▶ _TASK OBJECTIVE_:
Extract every line below that contains the word "JSON".

▶ _MATERIAL FOR THIS TASK_:
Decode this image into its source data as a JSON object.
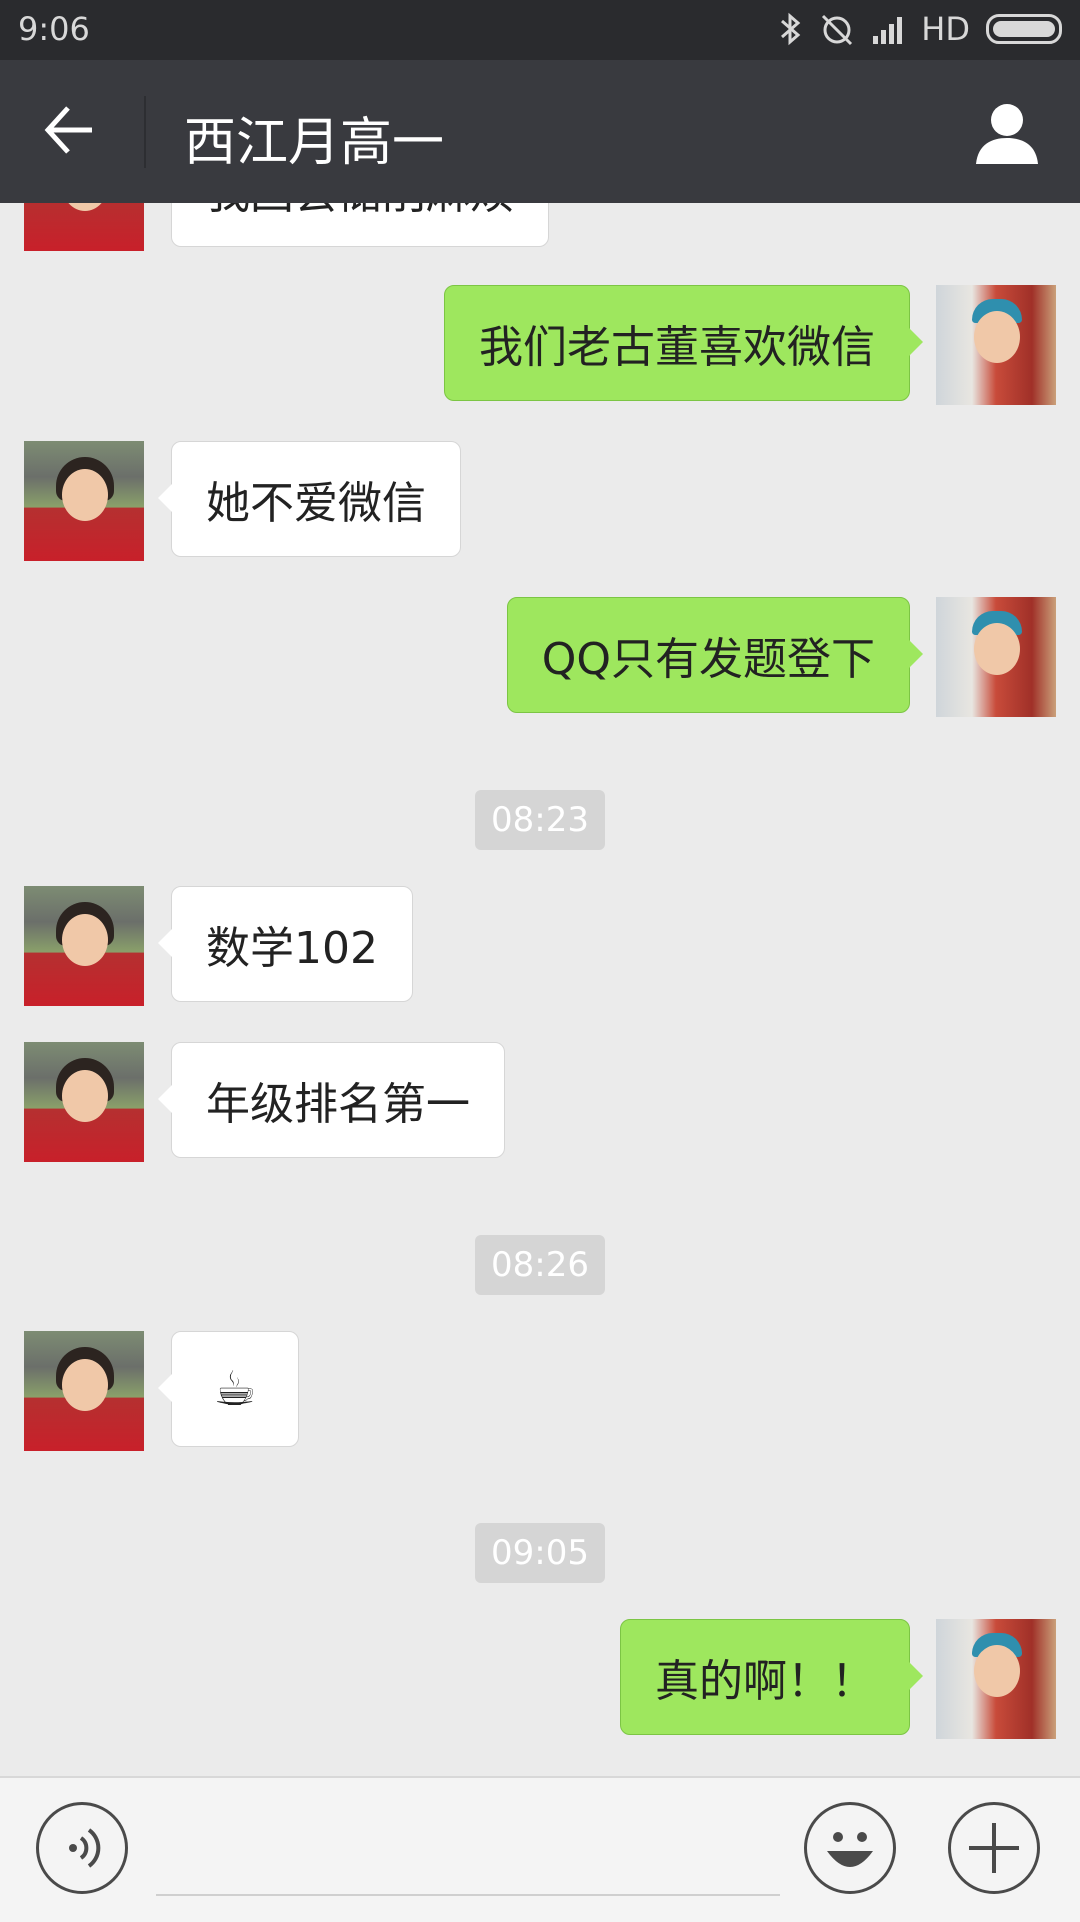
{
  "status_bar": {
    "time": "9:06",
    "network_label": "HD"
  },
  "header": {
    "title": "西江月高一",
    "back_icon": "arrow-left-icon",
    "profile_icon": "person-icon"
  },
  "colors": {
    "title_bar_bg": "#393a3f",
    "chat_bg": "#ebebeb",
    "outgoing_bubble": "#9ee75e",
    "incoming_bubble": "#ffffff"
  },
  "messages": [
    {
      "sender": "other",
      "text": "我国会储削麻烦"
    },
    {
      "sender": "self",
      "text": "我们老古董喜欢微信"
    },
    {
      "sender": "other",
      "text": "她不爱微信"
    },
    {
      "sender": "self",
      "text": "QQ只有发题登下"
    },
    {
      "timestamp": "08:23"
    },
    {
      "sender": "other",
      "text": "数学102"
    },
    {
      "sender": "other",
      "text": "年级排名第一"
    },
    {
      "timestamp": "08:26"
    },
    {
      "sender": "other",
      "emoji": "☕",
      "emoji_name": "coffee-cup-icon"
    },
    {
      "timestamp": "09:05"
    },
    {
      "sender": "self",
      "text": "真的啊！！"
    }
  ],
  "input_bar": {
    "voice_icon": "voice-icon",
    "emoji_icon": "smiley-icon",
    "more_icon": "plus-icon",
    "input_value": ""
  }
}
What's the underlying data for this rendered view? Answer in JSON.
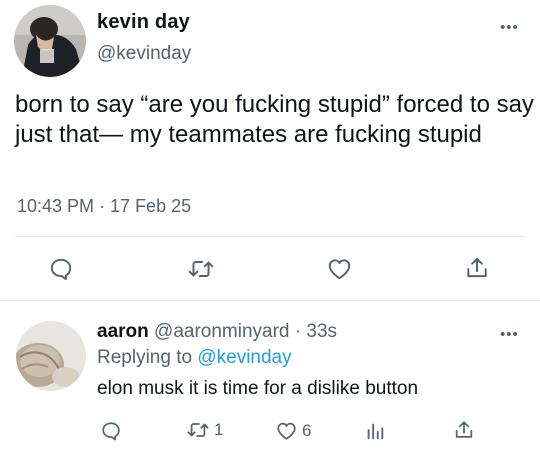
{
  "main_tweet": {
    "author_name": "kevin day",
    "handle": "@kevinday",
    "more_label": "•••",
    "text": "born to say “are you fucking stupid” forced to say just that— my teammates are fucking stupid",
    "timestamp": "10:43 PM · 17 Feb 25",
    "actions": [
      "reply-icon",
      "retweet-icon",
      "like-icon",
      "share-icon"
    ]
  },
  "reply": {
    "author_name": "aaron",
    "meta": " @aaronminyard · 33s",
    "replying_prefix": "Replying to ",
    "replying_to": "@kevinday",
    "more_label": "•••",
    "text": "elon musk it is time for a dislike button",
    "retweet_count": "1",
    "like_count": "6",
    "actions": [
      "reply-icon",
      "retweet-icon",
      "like-icon",
      "analytics-icon",
      "share-icon"
    ]
  },
  "colors": {
    "text": "#0f1419",
    "secondary": "#536471",
    "link": "#1d9bf0",
    "divider": "#e1e6ea"
  }
}
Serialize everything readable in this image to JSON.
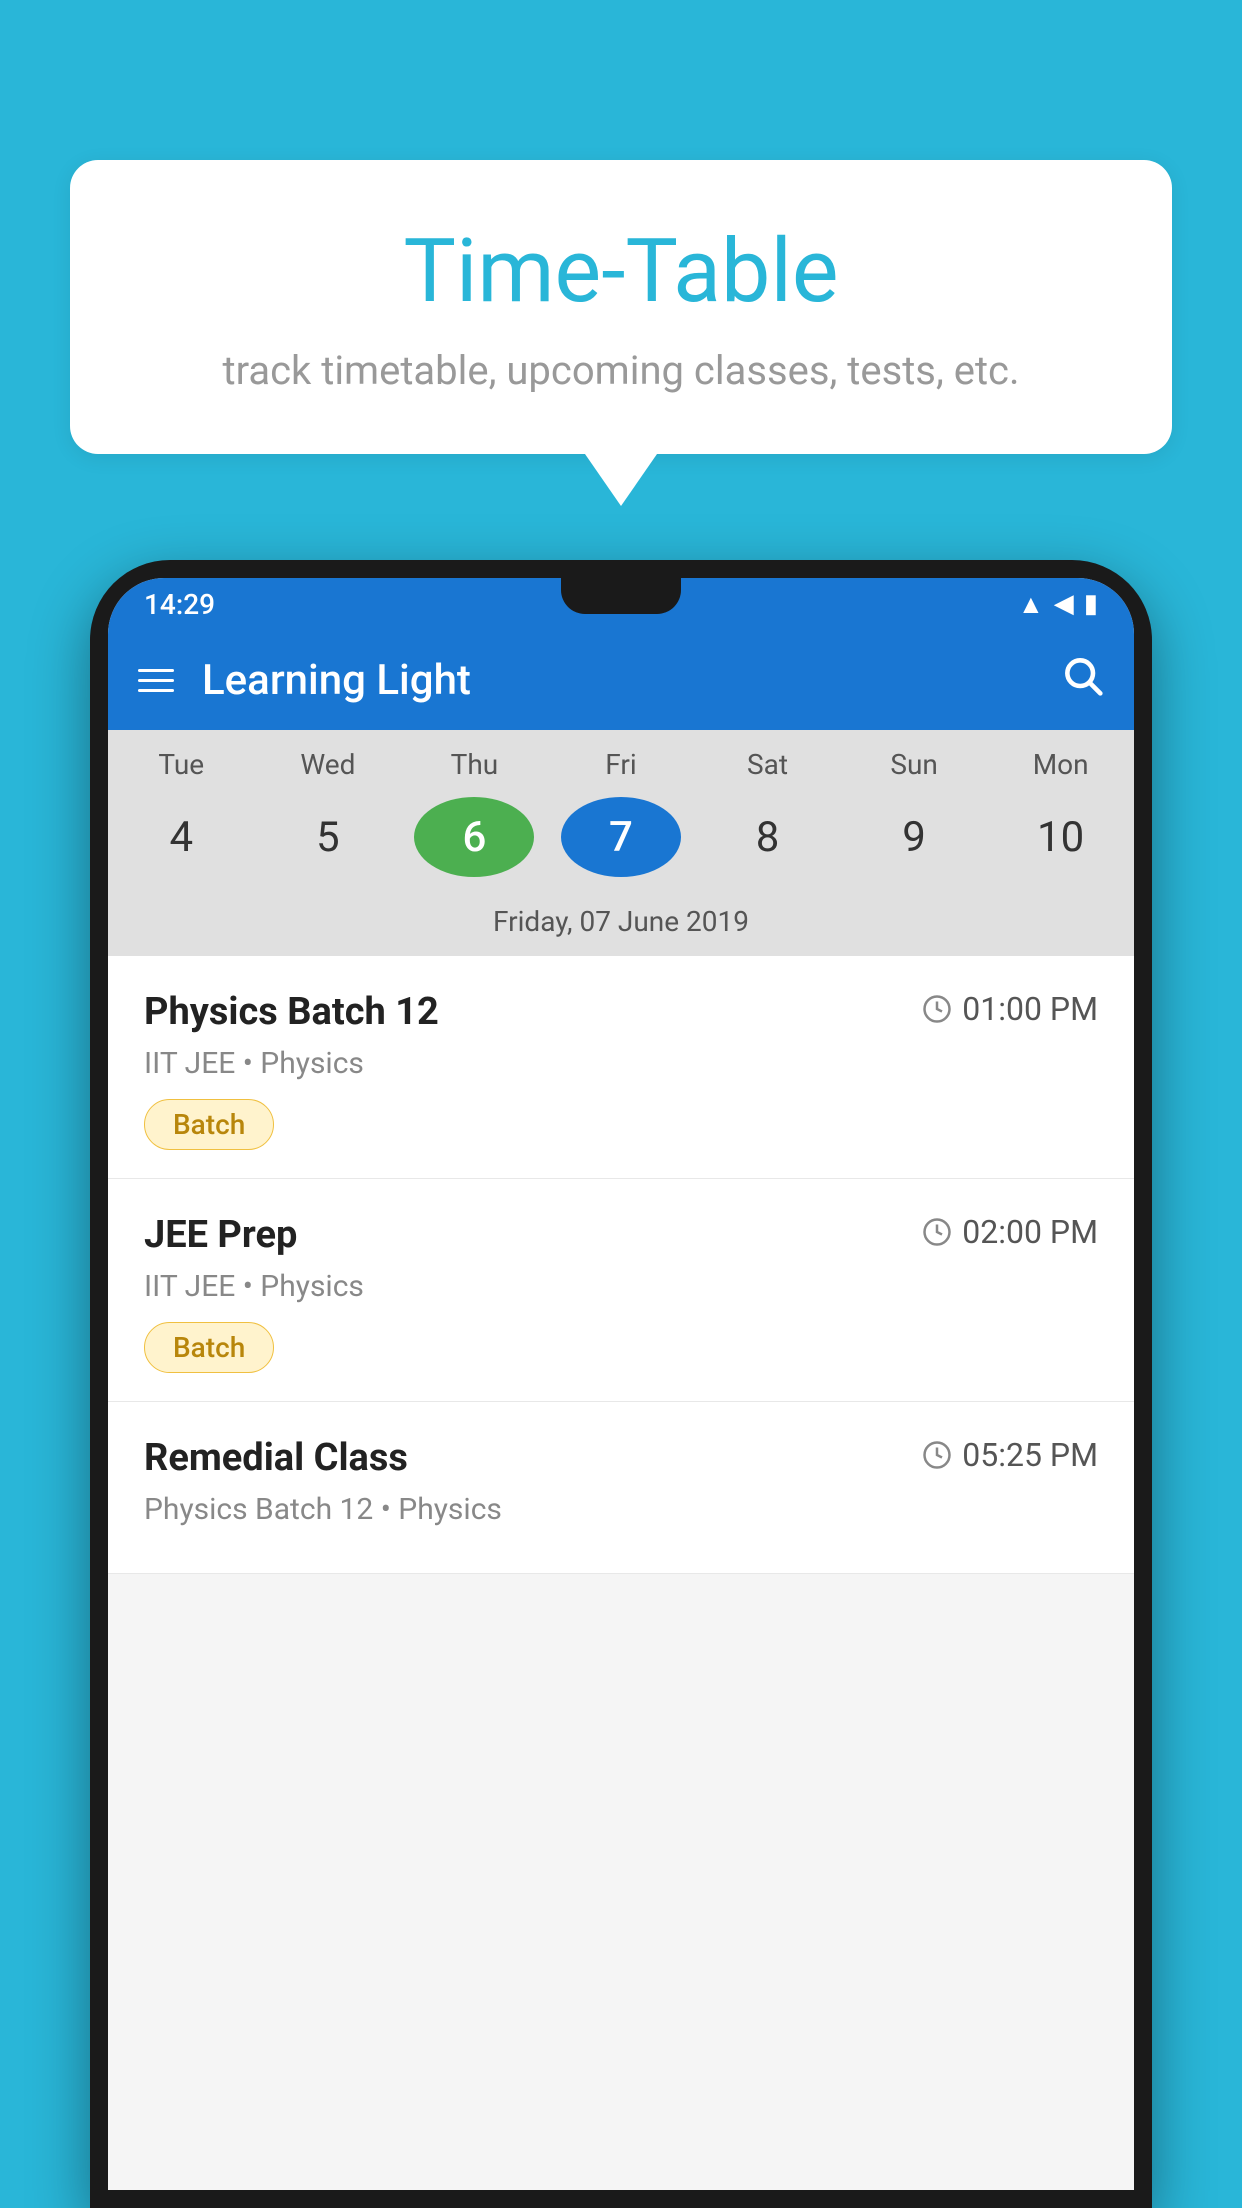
{
  "background_color": "#29B6D8",
  "speech_bubble": {
    "title": "Time-Table",
    "subtitle": "track timetable, upcoming classes, tests, etc."
  },
  "phone": {
    "status_bar": {
      "time": "14:29"
    },
    "app_header": {
      "title": "Learning Light"
    },
    "calendar": {
      "days": [
        "Tue",
        "Wed",
        "Thu",
        "Fri",
        "Sat",
        "Sun",
        "Mon"
      ],
      "dates": [
        "4",
        "5",
        "6",
        "7",
        "8",
        "9",
        "10"
      ],
      "today_index": 2,
      "selected_index": 3,
      "selected_label": "Friday, 07 June 2019"
    },
    "schedule_items": [
      {
        "title": "Physics Batch 12",
        "time": "01:00 PM",
        "subtitle": "IIT JEE • Physics",
        "badge": "Batch"
      },
      {
        "title": "JEE Prep",
        "time": "02:00 PM",
        "subtitle": "IIT JEE • Physics",
        "badge": "Batch"
      },
      {
        "title": "Remedial Class",
        "time": "05:25 PM",
        "subtitle": "Physics Batch 12 • Physics",
        "badge": null
      }
    ]
  }
}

▶ _SOLUTION TO THIS PROBLEM_:
Decode this image into its source data as a JSON object.
What's the underlying data for this rendered view? Answer in JSON.
Serialize everything readable in this image to JSON.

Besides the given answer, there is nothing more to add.